On July 14-15, the Urban Age “Shaping Cities” conference brought over 40 speakers from 25 cities to Venice. During the conference, mayors, planners, architects, academics and commentators grappled with one of the dominant questions of an increasingly urban 21st century: How are cities shaped? A Conference Summary is available, however, particular points of interest included:
– behind the global statistics there are far more nuanced, and at times, contradictory patterns of urbanisation that both give voice to citizens and allow external forces to frustrate democratic processes through new ownership and planning regimes;
– that the rights to the city are both social and spatial, and that urban policy should recognise that the two are intrinsically connected rather than autonomous processes;

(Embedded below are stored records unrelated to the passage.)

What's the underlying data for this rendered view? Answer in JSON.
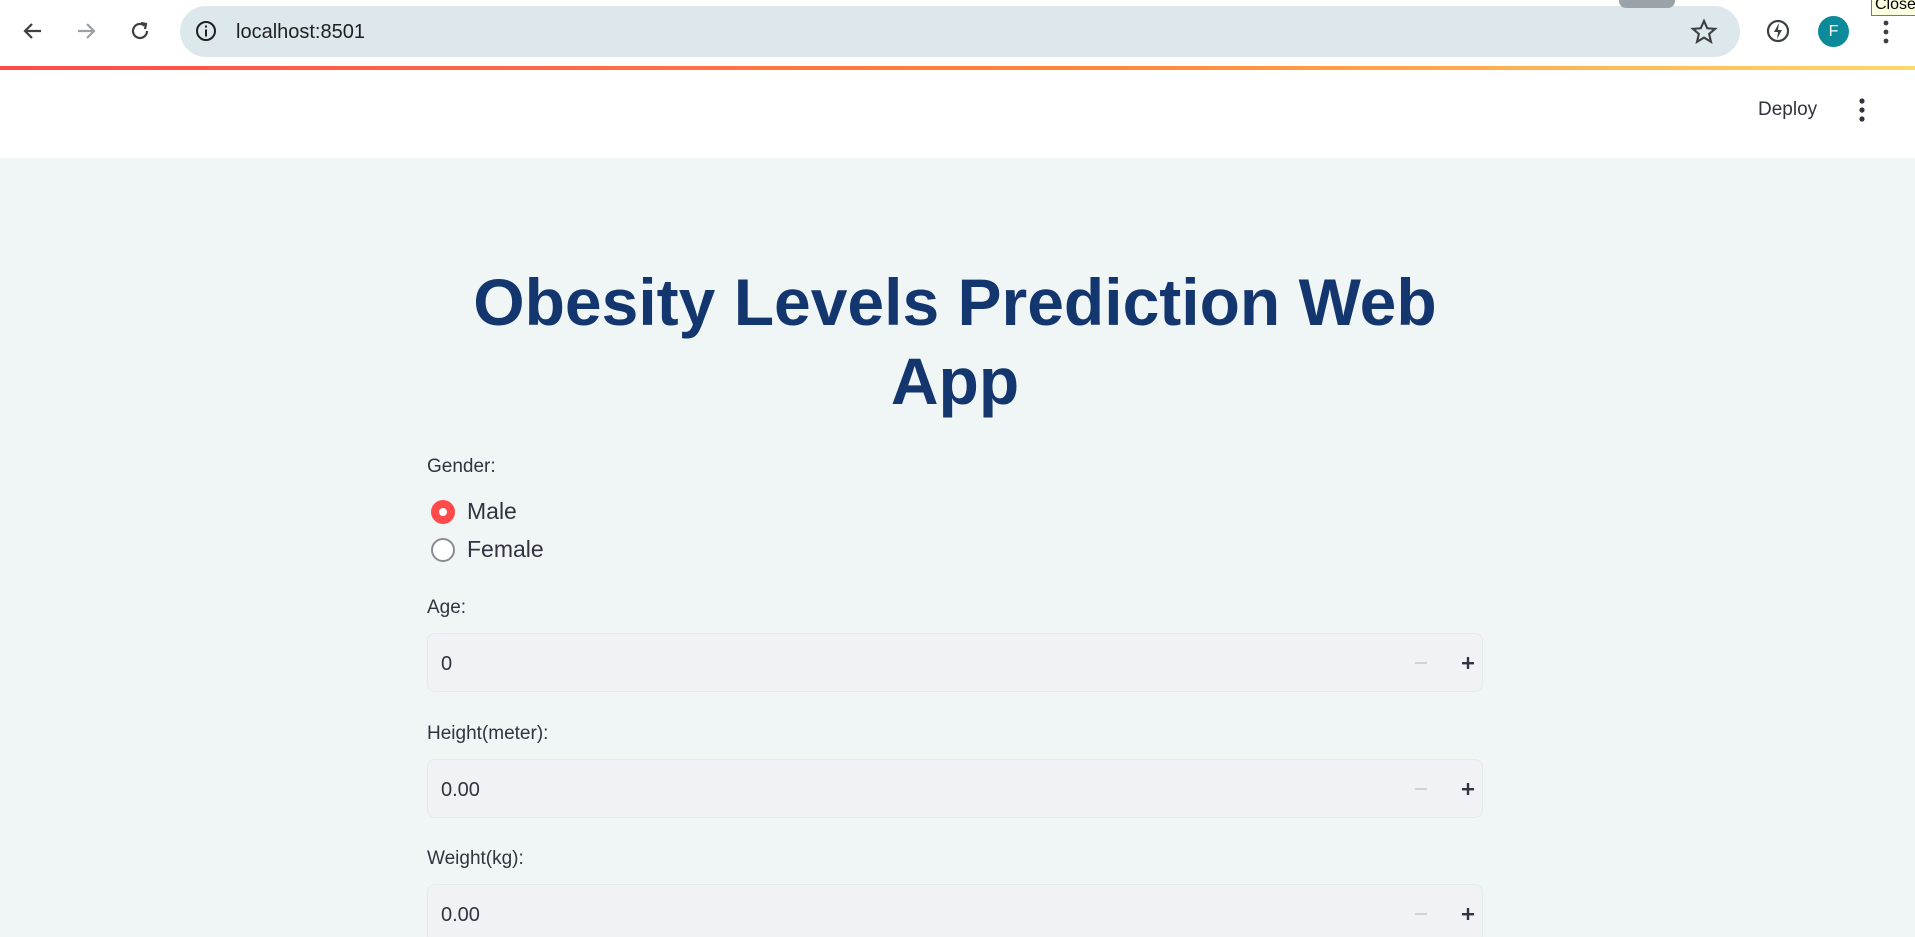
{
  "browser": {
    "url": "localhost:8501",
    "avatar_letter": "F",
    "tooltip": "Close"
  },
  "header": {
    "deploy_label": "Deploy"
  },
  "main": {
    "title": "Obesity Levels Prediction Web App",
    "gender": {
      "label": "Gender:",
      "options": [
        "Male",
        "Female"
      ],
      "selected": "Male"
    },
    "age": {
      "label": "Age:",
      "value": "0"
    },
    "height": {
      "label": "Height(meter):",
      "value": "0.00"
    },
    "weight": {
      "label": "Weight(kg):",
      "value": "0.00"
    }
  },
  "colors": {
    "accent": "#ff4b4b",
    "title": "#14366e",
    "background": "#f0f6f6"
  }
}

– that intensification and densification are fundamental to creating more environmentally and socially sustainable cities but that we need to re-learn what it means to plan well-designed urban expansion that accommodates large and small-scale interventions;
– that the practice of urban design is limited by its understanding of complex social and economic forces, and that urban policy struggles to accommodate complex processes of incremental growth and incompleteness which determine authenticity in the city;

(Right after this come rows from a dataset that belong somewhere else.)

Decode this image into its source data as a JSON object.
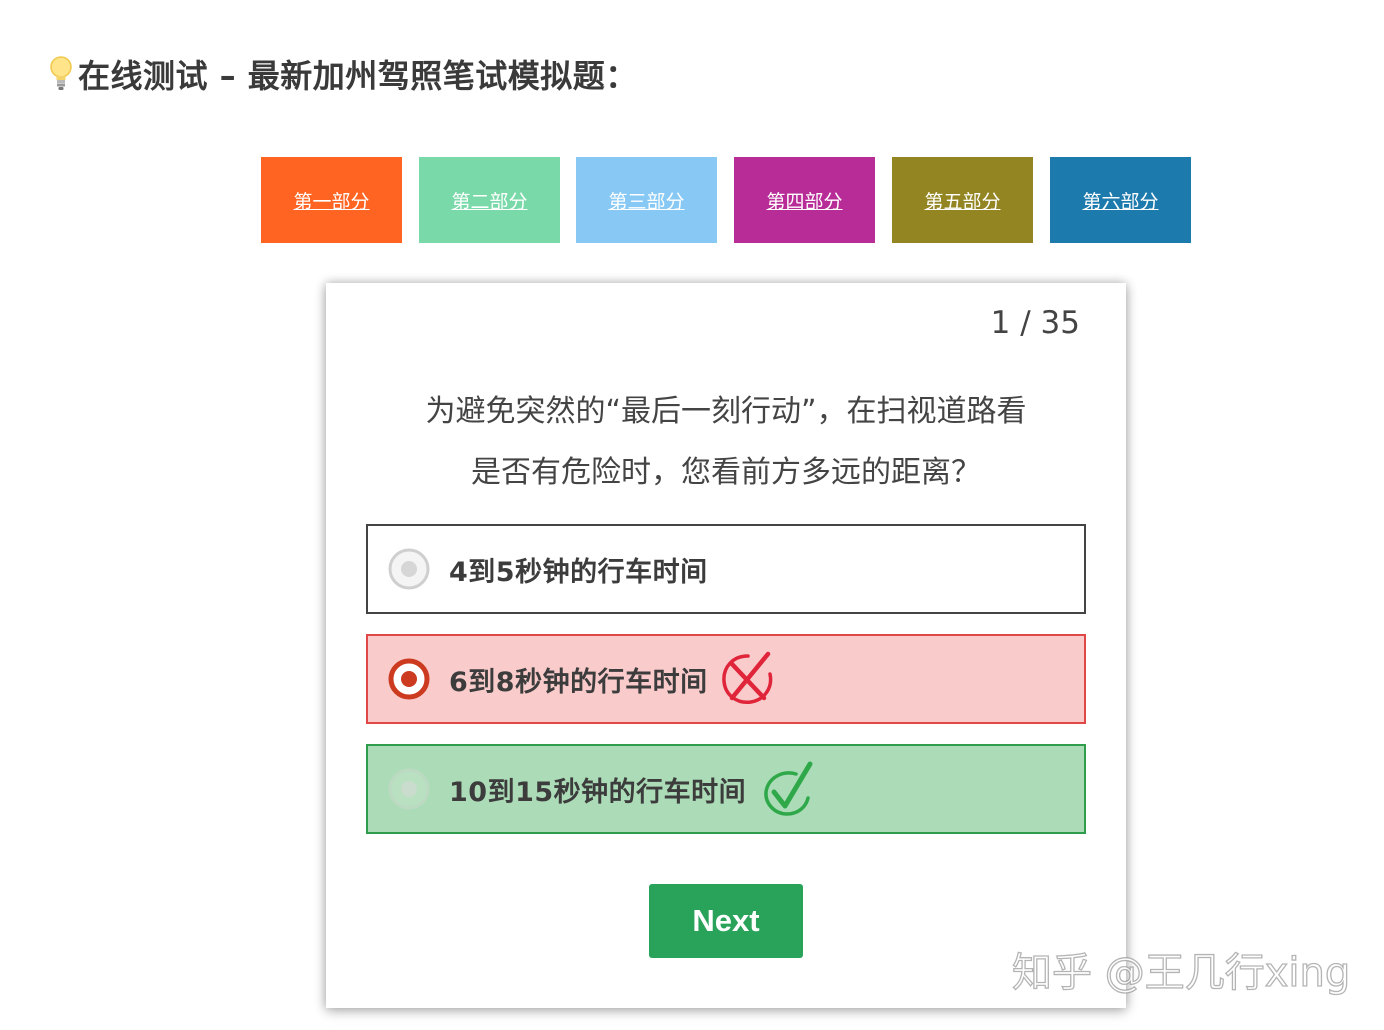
{
  "page": {
    "title": "在线测试 – 最新加州驾照笔试模拟题："
  },
  "tabs": [
    {
      "label": "第一部分",
      "color": "#ff6422"
    },
    {
      "label": "第二部分",
      "color": "#7ad9a9"
    },
    {
      "label": "第三部分",
      "color": "#87c9f4"
    },
    {
      "label": "第四部分",
      "color": "#b82c98"
    },
    {
      "label": "第五部分",
      "color": "#938522"
    },
    {
      "label": "第六部分",
      "color": "#1d7aad"
    }
  ],
  "quiz": {
    "progress": "1 / 35",
    "question_line1": "为避免突然的“最后一刻行动”，在扫视道路看",
    "question_line2": "是否有危险时，您看前方多远的距离？",
    "options": [
      {
        "label": "4到5秒钟的行车时间",
        "state": "unselected",
        "background": "#ffffff",
        "radio_icon": "radio-unselected-icon"
      },
      {
        "label": "6到8秒钟的行车时间",
        "state": "selected-wrong",
        "background": "#f9cbcb",
        "radio_icon": "radio-selected-icon",
        "mark_icon": "cross-icon",
        "mark_color": "#e0253a"
      },
      {
        "label": "10到15秒钟的行车时间",
        "state": "correct",
        "background": "#acdcb7",
        "radio_icon": "radio-unselected-icon",
        "mark_icon": "check-icon",
        "mark_color": "#2fa84a"
      }
    ],
    "next_label": "Next",
    "next_color": "#2aa35a"
  },
  "watermark": "知乎 @王几行xing"
}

– that the frameworks, language and practice of ‘urbanism’ is woefully inadequate when it comes to capturing the reality of much of the urbanisation of the Global South.
This was the 16th in a series of Urban Age conferences. Since 2005, over 6,000 speakers and participants have participated in conferences in several rapidly growing and mature cities including Istanbul, Delhi, New York City, Mexico City, Hong Kong, Rio de Janeiro, London and Johannesburg. The next Urban Age conference will be the second to take place in Africa.